As a proof point, at HPE Discover 2019 in Las Vegas (June 18-20), we have several demonstrations of pending functionality that highlight some use cases:

  • An Aruba-HPE SimpliVity demo will show the automation of switch configurations to match the requirements of hyperconverged infrastructure
  • An Aruba-HPE Composable Fabric demo will show Composable Fabric Manager (CFM) automating the provisioning of an Aruba Leaf/Spine network, and will also show CFM setting policy in Aruba switches based on device roles imported from Aruba ClearPass

Aruba Integrated SimpliVity Deployment

HPE SimpliVity combines IT infrastructure and advanced data services into a single, integrated all-flash solution at a fraction of the cost of traditional offerings.

SimpliVity extends its presence by integrating and collaborating with Aruba. These integrations include automated switch configurations during deployment. Figure 1 illustrates this process.

Figure 1: Switch Configuration Flow with SimpliVity

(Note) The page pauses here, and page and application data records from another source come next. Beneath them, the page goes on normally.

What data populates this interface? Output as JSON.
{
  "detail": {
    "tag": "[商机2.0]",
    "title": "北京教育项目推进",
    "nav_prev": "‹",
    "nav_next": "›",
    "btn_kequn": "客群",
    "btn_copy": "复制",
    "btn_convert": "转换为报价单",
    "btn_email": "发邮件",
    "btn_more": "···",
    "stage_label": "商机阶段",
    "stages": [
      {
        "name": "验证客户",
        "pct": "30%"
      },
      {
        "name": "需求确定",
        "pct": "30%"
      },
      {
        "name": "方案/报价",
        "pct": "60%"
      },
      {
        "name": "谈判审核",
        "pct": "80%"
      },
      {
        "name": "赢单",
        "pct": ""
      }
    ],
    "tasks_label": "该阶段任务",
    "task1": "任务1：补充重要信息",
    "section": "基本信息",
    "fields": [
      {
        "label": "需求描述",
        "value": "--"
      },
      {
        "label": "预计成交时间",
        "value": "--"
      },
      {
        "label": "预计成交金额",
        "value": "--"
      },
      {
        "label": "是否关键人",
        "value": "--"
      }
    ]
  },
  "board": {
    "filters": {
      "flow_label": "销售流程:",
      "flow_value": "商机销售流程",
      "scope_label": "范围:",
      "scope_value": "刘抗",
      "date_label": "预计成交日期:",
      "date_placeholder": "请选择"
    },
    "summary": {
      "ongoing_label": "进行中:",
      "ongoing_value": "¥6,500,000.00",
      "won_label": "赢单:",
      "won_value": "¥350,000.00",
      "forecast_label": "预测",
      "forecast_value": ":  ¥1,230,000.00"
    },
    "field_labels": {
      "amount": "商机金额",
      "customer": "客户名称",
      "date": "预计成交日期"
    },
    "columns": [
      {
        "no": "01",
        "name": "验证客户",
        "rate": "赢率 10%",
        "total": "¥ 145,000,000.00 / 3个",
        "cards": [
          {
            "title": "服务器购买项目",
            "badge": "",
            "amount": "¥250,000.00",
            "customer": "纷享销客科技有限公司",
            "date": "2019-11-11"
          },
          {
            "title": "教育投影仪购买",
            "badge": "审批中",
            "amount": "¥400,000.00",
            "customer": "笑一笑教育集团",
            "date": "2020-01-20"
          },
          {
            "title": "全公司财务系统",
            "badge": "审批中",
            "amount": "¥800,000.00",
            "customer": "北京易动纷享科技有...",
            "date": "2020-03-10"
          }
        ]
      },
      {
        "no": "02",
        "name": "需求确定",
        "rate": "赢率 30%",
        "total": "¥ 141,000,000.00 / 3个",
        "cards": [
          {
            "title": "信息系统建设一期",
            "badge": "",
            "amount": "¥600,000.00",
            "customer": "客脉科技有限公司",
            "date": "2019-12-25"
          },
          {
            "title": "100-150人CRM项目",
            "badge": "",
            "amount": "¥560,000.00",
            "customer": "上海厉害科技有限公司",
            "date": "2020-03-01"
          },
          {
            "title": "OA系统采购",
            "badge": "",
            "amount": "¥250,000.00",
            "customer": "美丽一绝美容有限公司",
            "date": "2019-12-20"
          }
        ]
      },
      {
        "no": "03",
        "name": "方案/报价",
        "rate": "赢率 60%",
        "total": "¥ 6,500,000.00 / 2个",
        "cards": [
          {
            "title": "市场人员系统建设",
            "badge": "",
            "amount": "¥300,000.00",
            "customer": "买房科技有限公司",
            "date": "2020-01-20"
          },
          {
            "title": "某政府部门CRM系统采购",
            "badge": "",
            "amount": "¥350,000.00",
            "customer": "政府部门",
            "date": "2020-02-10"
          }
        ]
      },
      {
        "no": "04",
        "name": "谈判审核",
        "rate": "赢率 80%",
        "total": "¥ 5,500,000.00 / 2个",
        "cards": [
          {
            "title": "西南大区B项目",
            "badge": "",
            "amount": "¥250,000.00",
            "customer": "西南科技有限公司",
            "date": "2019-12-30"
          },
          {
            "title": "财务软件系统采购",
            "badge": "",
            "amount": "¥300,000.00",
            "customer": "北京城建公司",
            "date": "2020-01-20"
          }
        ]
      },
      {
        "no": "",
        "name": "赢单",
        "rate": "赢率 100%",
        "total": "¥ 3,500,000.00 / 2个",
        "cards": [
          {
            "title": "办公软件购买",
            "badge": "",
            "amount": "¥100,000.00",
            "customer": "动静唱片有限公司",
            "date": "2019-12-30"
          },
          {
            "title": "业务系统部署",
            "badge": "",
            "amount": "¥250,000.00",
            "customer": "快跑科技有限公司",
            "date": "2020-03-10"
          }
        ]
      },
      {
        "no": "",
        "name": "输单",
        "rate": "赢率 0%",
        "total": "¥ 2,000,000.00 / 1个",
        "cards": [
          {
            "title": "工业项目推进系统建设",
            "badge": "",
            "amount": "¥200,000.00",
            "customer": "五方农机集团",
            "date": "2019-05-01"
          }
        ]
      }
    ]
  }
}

Thus, during HPE SimpliVity deployments, customers will be able to provide the credentials of Aruba switches and ensure that all connected HPE SimpliVity nodes will be discovered.  During deployment, ports are automatically configured with the information provided in SimpliVity’s deployment manager.

HPE Synergy Deployment using HPE OneView

In this demo, we will illustrate secure cross-enterprise integration between users and devices connected to applications and data. We will then—using Aruba ClearPass—selectively allow access to a facial recognition application when the requesting device is a security camera that can benefit from the access.

First, the Composable Fabric Manager (CFM) automates the creation of an Aruba leaf/spine network.  It will then collect virtual machine (VM) information from VMWare vCenter, and will mark the facial recognition application as a restricted application.

Thus, the default behavior for Aruba ports will be to deny any ports to have access to this application. However, when Aruba ClearPass authenticates the surveillance camera, and reports the role to CFM, it assigns a user and device role that will allow access to the application.

The demo (Figure 2) then illustrates how Composable Fabric works with ClearPass to ensure that only the right endpoint (a valid surveillance camera) can access the facial recognition application.

Figure 2: Composable Fabric Interacting with Aruba Switches and with ClearPass

After ClearPass authenticates, it communicates the role to CFM; CFM then grants permission for the camera to access the facial recognition application.

To learn more about these capabilities, and the future direction for integrating these portfolios, come see us at the Transformation Showcase at HPE Discover 2019 next week. And stay tuned via your account representatives to the innovations in Aruba data center networking and how they are becoming part of an ecosystem with HPE data center solutions.